ASSIGNMENT.
Please copy out each line of the listing that contains the word "colors".

RECORDS FOR THIS TASK.
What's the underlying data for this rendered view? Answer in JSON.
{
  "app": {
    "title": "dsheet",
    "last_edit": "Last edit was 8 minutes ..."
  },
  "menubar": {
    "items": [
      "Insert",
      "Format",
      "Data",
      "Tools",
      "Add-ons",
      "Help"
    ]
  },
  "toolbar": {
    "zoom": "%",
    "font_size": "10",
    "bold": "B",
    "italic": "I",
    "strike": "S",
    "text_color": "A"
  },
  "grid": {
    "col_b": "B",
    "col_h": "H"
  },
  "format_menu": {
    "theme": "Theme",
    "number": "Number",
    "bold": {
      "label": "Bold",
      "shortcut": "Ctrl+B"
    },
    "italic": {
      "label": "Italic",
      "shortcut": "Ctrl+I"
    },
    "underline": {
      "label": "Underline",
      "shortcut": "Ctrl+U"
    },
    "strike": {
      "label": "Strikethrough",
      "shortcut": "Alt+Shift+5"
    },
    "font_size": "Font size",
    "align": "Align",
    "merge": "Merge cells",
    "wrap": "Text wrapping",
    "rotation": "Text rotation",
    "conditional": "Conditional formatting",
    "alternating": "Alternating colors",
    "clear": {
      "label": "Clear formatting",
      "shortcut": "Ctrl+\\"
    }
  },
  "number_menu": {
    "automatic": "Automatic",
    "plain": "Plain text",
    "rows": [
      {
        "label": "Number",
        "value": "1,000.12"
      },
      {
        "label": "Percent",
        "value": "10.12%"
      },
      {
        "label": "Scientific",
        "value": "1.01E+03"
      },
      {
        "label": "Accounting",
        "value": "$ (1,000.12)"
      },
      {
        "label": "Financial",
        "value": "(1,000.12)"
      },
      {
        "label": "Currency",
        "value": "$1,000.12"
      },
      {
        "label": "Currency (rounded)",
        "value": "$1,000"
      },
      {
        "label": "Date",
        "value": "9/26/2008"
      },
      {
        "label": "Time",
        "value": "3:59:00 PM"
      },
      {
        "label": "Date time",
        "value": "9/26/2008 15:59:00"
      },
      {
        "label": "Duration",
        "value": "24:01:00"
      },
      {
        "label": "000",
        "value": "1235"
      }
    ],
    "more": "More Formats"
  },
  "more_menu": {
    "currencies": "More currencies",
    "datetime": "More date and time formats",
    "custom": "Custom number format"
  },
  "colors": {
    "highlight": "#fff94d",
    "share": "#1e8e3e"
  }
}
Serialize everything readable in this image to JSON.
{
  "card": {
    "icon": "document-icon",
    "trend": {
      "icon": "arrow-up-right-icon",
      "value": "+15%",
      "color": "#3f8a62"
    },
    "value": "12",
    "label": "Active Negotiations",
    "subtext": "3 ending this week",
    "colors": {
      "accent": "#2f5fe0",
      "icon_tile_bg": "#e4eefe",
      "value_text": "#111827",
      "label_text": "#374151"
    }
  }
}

TASK SOLUTION.
    "alternating": "Alternating colors",
  "colors": {
    "colors": {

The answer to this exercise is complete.